**Your objective**
Below are some records; retype all of them exactly.

**Source material**
# # # # # # #

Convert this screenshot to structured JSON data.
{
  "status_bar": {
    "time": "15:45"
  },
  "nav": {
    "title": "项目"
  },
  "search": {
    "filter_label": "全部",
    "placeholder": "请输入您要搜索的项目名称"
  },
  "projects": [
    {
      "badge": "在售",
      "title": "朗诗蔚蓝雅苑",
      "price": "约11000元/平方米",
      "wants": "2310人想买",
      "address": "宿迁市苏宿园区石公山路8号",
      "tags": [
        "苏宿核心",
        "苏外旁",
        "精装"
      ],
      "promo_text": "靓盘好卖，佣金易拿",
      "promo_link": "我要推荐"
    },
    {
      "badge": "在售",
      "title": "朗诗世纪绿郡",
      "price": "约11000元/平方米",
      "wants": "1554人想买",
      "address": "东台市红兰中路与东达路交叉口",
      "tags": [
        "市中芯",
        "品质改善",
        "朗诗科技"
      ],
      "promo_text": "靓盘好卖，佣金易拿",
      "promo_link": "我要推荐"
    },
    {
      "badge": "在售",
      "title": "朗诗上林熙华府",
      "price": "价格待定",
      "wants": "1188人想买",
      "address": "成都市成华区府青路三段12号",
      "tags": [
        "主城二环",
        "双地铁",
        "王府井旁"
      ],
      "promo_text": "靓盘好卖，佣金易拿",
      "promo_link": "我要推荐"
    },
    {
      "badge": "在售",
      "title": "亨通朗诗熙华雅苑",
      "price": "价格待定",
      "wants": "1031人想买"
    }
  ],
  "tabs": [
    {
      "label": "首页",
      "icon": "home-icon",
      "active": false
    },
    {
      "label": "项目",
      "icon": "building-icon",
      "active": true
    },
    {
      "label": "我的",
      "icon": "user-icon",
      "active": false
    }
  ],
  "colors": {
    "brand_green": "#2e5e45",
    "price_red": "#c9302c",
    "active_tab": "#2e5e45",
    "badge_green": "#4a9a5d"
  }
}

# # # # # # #

**Response area**
Convert this screenshot to structured JSON data.
{
  "status_bar": {
    "time": "15:45"
  },
  "nav": {
    "title": "项目"
  },
  "search": {
    "filter_label": "全部",
    "placeholder": "请输入您要搜索的项目名称"
  },
  "projects": [
    {
      "badge": "在售",
      "title": "朗诗蔚蓝雅苑",
      "price": "约11000元/平方米",
      "wants": "2310人想买",
      "address": "宿迁市苏宿园区石公山路8号",
      "tags": [
        "苏宿核心",
        "苏外旁",
        "精装"
      ],
      "promo_text": "靓盘好卖，佣金易拿",
      "promo_link": "我要推荐"
    },
    {
      "badge": "在售",
      "title": "朗诗世纪绿郡",
      "price": "约11000元/平方米",
      "wants": "1554人想买",
      "address": "东台市红兰中路与东达路交叉口",
      "tags": [
        "市中芯",
        "品质改善",
        "朗诗科技"
      ],
      "promo_text": "靓盘好卖，佣金易拿",
      "promo_link": "我要推荐"
    },
    {
      "badge": "在售",
      "title": "朗诗上林熙华府",
      "price": "价格待定",
      "wants": "1188人想买",
      "address": "成都市成华区府青路三段12号",
      "tags": [
        "主城二环",
        "双地铁",
        "王府井旁"
      ],
      "promo_text": "靓盘好卖，佣金易拿",
      "promo_link": "我要推荐"
    },
    {
      "badge": "在售",
      "title": "亨通朗诗熙华雅苑",
      "price": "价格待定",
      "wants": "1031人想买"
    }
  ],
  "tabs": [
    {
      "label": "首页",
      "icon": "home-icon",
      "active": false
    },
    {
      "label": "项目",
      "icon": "building-icon",
      "active": true
    },
    {
      "label": "我的",
      "icon": "user-icon",
      "active": false
    }
  ],
  "colors": {
    "brand_green": "#2e5e45",
    "price_red": "#c9302c",
    "active_tab": "#2e5e45",
    "badge_green": "#4a9a5d"
  }
}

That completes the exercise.